EXERCISE PROMPT
The listing, minus its pictures, is to be given again exactly.
** Opening MATERIAL FOR THE TASK block **
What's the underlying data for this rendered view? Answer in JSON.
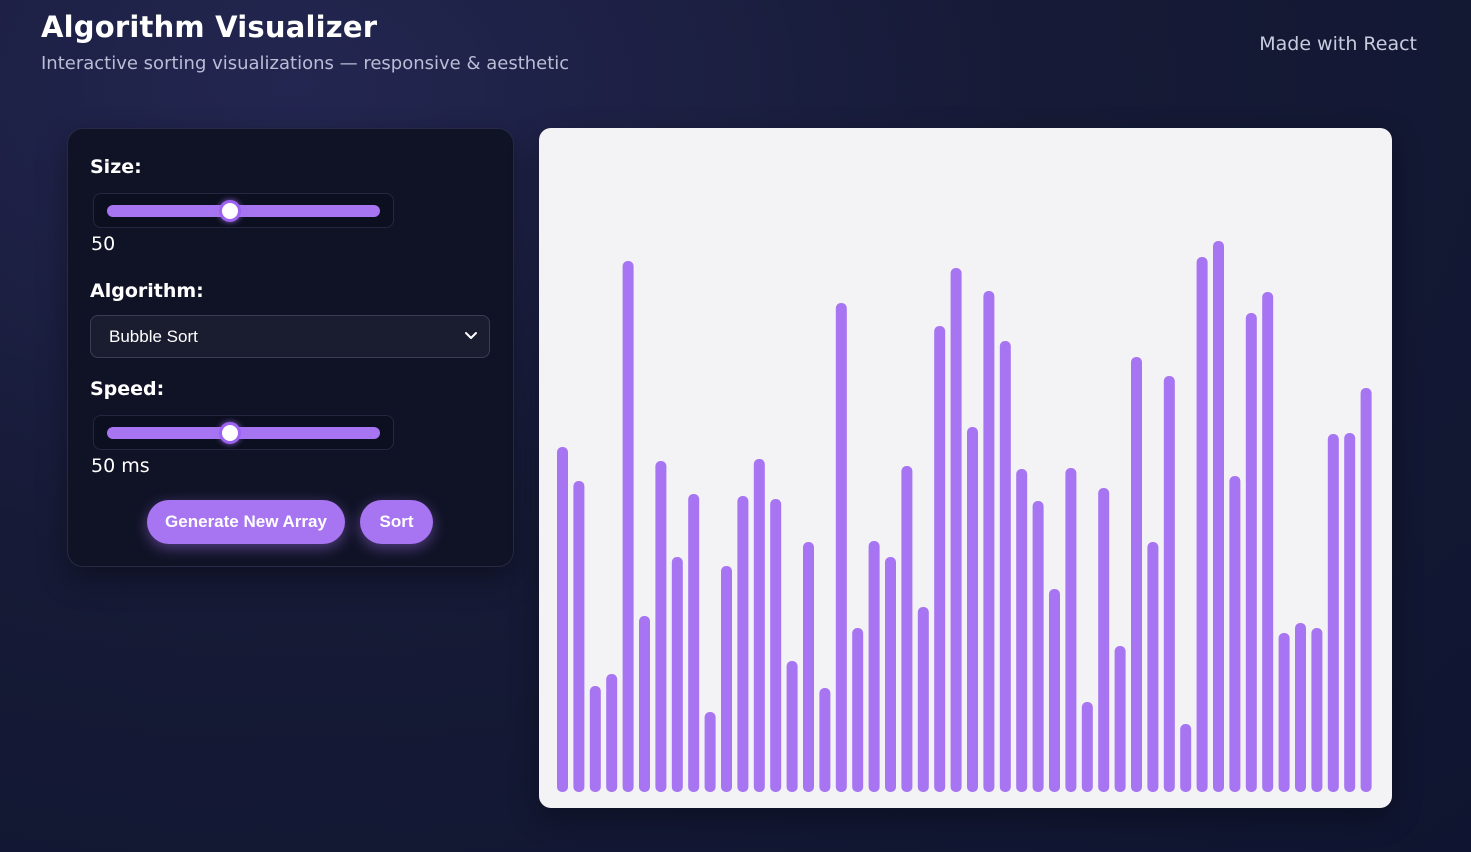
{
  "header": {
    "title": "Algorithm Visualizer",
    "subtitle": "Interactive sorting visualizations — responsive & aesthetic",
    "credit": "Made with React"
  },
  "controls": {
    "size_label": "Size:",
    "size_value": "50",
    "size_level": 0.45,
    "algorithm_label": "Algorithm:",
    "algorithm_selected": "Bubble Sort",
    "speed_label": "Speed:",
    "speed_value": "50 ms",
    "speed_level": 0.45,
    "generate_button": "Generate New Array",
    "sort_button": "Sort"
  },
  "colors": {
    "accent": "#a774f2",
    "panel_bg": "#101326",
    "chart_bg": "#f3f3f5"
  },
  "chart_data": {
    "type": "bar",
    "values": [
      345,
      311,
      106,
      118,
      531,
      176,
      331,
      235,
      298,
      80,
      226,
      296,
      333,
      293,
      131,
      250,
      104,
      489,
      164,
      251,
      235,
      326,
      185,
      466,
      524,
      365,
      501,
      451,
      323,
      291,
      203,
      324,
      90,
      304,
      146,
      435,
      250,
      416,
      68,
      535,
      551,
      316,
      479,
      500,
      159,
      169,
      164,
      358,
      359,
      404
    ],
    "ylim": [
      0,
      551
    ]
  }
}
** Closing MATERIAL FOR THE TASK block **
TASK ANSWER
What's the underlying data for this rendered view? Answer in JSON.
{
  "header": {
    "title": "Algorithm Visualizer",
    "subtitle": "Interactive sorting visualizations — responsive & aesthetic",
    "credit": "Made with React"
  },
  "controls": {
    "size_label": "Size:",
    "size_value": "50",
    "size_level": 0.45,
    "algorithm_label": "Algorithm:",
    "algorithm_selected": "Bubble Sort",
    "speed_label": "Speed:",
    "speed_value": "50 ms",
    "speed_level": 0.45,
    "generate_button": "Generate New Array",
    "sort_button": "Sort"
  },
  "colors": {
    "accent": "#a774f2",
    "panel_bg": "#101326",
    "chart_bg": "#f3f3f5"
  },
  "chart_data": {
    "type": "bar",
    "values": [
      345,
      311,
      106,
      118,
      531,
      176,
      331,
      235,
      298,
      80,
      226,
      296,
      333,
      293,
      131,
      250,
      104,
      489,
      164,
      251,
      235,
      326,
      185,
      466,
      524,
      365,
      501,
      451,
      323,
      291,
      203,
      324,
      90,
      304,
      146,
      435,
      250,
      416,
      68,
      535,
      551,
      316,
      479,
      500,
      159,
      169,
      164,
      358,
      359,
      404
    ],
    "ylim": [
      0,
      551
    ]
  }
}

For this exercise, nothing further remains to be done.